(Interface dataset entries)
----------------------------------------

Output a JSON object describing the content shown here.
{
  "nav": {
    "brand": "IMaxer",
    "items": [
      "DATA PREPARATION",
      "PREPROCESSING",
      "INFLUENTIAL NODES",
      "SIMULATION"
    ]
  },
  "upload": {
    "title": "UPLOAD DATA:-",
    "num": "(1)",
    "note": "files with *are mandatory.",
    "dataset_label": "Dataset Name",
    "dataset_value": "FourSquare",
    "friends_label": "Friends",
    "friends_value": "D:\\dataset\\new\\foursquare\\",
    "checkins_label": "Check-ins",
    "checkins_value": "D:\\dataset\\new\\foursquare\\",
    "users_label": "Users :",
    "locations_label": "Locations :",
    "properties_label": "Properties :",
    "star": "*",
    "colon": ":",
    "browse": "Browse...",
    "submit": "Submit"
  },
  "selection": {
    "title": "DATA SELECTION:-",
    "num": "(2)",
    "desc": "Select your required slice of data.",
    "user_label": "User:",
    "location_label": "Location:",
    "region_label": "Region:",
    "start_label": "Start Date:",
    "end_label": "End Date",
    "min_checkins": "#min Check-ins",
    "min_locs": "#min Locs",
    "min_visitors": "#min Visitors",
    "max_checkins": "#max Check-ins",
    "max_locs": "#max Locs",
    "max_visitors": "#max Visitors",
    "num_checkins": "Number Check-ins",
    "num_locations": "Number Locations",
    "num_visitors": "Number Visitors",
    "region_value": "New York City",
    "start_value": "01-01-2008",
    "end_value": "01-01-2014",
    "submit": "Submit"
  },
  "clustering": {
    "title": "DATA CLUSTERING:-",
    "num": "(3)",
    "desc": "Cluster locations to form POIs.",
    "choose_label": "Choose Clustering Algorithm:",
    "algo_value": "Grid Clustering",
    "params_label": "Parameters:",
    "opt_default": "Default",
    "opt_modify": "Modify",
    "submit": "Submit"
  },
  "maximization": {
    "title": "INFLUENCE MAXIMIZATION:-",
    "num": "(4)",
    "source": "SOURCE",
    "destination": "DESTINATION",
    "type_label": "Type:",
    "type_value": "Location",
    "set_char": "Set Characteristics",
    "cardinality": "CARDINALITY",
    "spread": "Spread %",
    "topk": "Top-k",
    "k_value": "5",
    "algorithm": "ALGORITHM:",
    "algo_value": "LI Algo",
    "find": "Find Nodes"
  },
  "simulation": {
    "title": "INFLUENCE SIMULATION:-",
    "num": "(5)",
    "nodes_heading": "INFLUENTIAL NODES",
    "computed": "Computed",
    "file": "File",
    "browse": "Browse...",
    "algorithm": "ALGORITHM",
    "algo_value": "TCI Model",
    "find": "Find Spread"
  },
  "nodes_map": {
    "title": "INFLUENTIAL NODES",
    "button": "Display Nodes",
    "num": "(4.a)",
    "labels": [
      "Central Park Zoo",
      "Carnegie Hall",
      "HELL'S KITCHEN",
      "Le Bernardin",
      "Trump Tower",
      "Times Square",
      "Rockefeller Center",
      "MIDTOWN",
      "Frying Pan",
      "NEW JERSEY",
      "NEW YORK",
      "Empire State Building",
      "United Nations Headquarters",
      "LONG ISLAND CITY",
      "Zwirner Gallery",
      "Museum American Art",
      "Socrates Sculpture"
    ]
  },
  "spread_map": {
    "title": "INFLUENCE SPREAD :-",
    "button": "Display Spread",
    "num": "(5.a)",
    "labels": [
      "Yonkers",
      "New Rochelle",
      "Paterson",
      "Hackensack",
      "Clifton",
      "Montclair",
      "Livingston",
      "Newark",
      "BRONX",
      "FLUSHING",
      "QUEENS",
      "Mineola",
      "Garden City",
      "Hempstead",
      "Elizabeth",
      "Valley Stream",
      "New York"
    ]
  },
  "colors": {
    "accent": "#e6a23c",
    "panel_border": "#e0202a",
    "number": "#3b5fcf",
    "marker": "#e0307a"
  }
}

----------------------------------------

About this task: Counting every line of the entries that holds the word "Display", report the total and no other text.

Answer for the task: 2